Copy each of the entries below faithfully, setting aside any pictures.

*** Opening Input for this task ***

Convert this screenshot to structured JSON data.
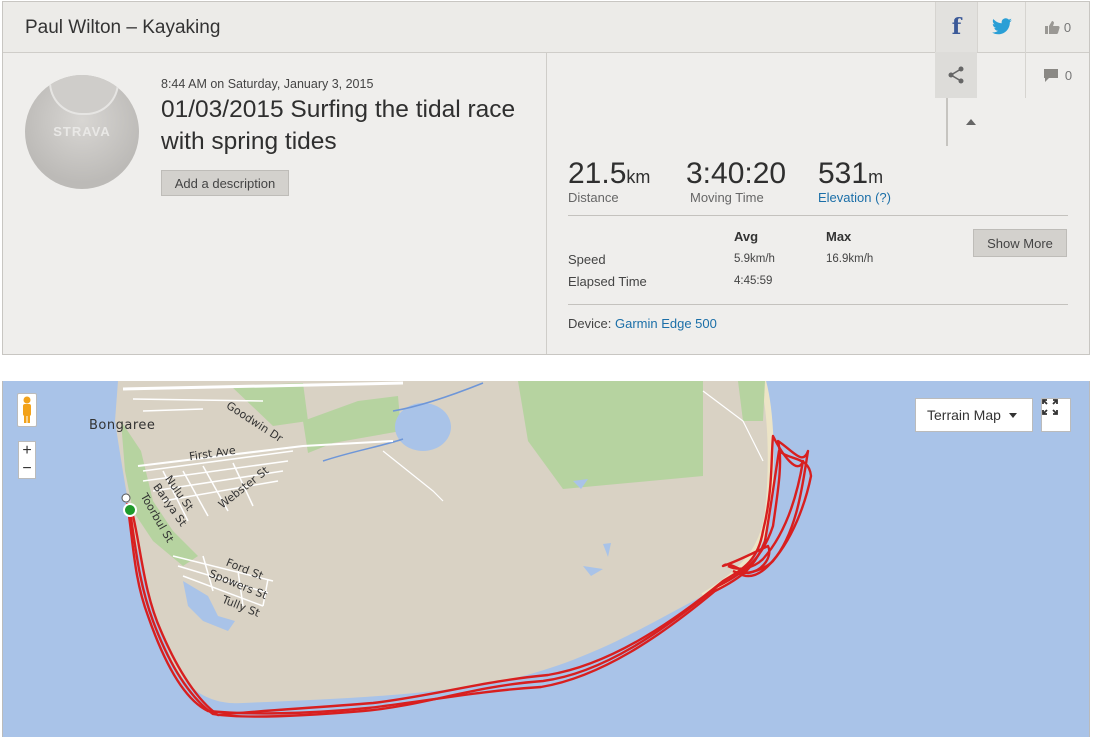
{
  "header": {
    "title": "Paul Wilton – Kayaking",
    "likes": "0",
    "comments": "0"
  },
  "activity": {
    "datetime": "8:44 AM on Saturday, January 3, 2015",
    "title": "01/03/2015 Surfing the tidal race with spring tides",
    "add_description": "Add a description",
    "avatar_text": "STRAVA"
  },
  "stats": {
    "distance_value": "21.5",
    "distance_unit": "km",
    "distance_label": "Distance",
    "moving_time_value": "3:40:20",
    "moving_time_label": "Moving Time",
    "elevation_value": "531",
    "elevation_unit": "m",
    "elevation_label": "Elevation (?)"
  },
  "details": {
    "col_avg": "Avg",
    "col_max": "Max",
    "speed_label": "Speed",
    "speed_avg": "5.9km/h",
    "speed_max": "16.9km/h",
    "elapsed_label": "Elapsed Time",
    "elapsed_avg": "4:45:59",
    "show_more": "Show More",
    "device_label": "Device:",
    "device_name": "Garmin Edge 500"
  },
  "map": {
    "type_button": "Terrain Map",
    "zoom_in": "+",
    "zoom_out": "−",
    "labels": {
      "town": "Bongaree",
      "goodwin": "Goodwin Dr",
      "first_ave": "First Ave",
      "nulu": "Nulu St",
      "banya": "Banya St",
      "webster": "Webster St",
      "toorbul": "Toorbul St",
      "ford": "Ford St",
      "spowers": "Spowers St",
      "tully": "Tully St"
    }
  },
  "colors": {
    "water": "#a9c3e8",
    "land": "#d9d2c4",
    "park": "#b6d3a0",
    "route": "#d81f1f",
    "link": "#1b6fa8",
    "start_marker": "#1f9a2b"
  },
  "icons": [
    "facebook-icon",
    "twitter-icon",
    "thumbs-up-icon",
    "share-icon",
    "comment-icon",
    "pegman-icon",
    "fullscreen-icon"
  ]
}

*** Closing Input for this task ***

→ **Solution to this task**:
Convert this screenshot to structured JSON data.
{
  "header": {
    "title": "Paul Wilton – Kayaking",
    "likes": "0",
    "comments": "0"
  },
  "activity": {
    "datetime": "8:44 AM on Saturday, January 3, 2015",
    "title": "01/03/2015 Surfing the tidal race with spring tides",
    "add_description": "Add a description",
    "avatar_text": "STRAVA"
  },
  "stats": {
    "distance_value": "21.5",
    "distance_unit": "km",
    "distance_label": "Distance",
    "moving_time_value": "3:40:20",
    "moving_time_label": "Moving Time",
    "elevation_value": "531",
    "elevation_unit": "m",
    "elevation_label": "Elevation (?)"
  },
  "details": {
    "col_avg": "Avg",
    "col_max": "Max",
    "speed_label": "Speed",
    "speed_avg": "5.9km/h",
    "speed_max": "16.9km/h",
    "elapsed_label": "Elapsed Time",
    "elapsed_avg": "4:45:59",
    "show_more": "Show More",
    "device_label": "Device:",
    "device_name": "Garmin Edge 500"
  },
  "map": {
    "type_button": "Terrain Map",
    "zoom_in": "+",
    "zoom_out": "−",
    "labels": {
      "town": "Bongaree",
      "goodwin": "Goodwin Dr",
      "first_ave": "First Ave",
      "nulu": "Nulu St",
      "banya": "Banya St",
      "webster": "Webster St",
      "toorbul": "Toorbul St",
      "ford": "Ford St",
      "spowers": "Spowers St",
      "tully": "Tully St"
    }
  },
  "colors": {
    "water": "#a9c3e8",
    "land": "#d9d2c4",
    "park": "#b6d3a0",
    "route": "#d81f1f",
    "link": "#1b6fa8",
    "start_marker": "#1f9a2b"
  },
  "icons": [
    "facebook-icon",
    "twitter-icon",
    "thumbs-up-icon",
    "share-icon",
    "comment-icon",
    "pegman-icon",
    "fullscreen-icon"
  ]
}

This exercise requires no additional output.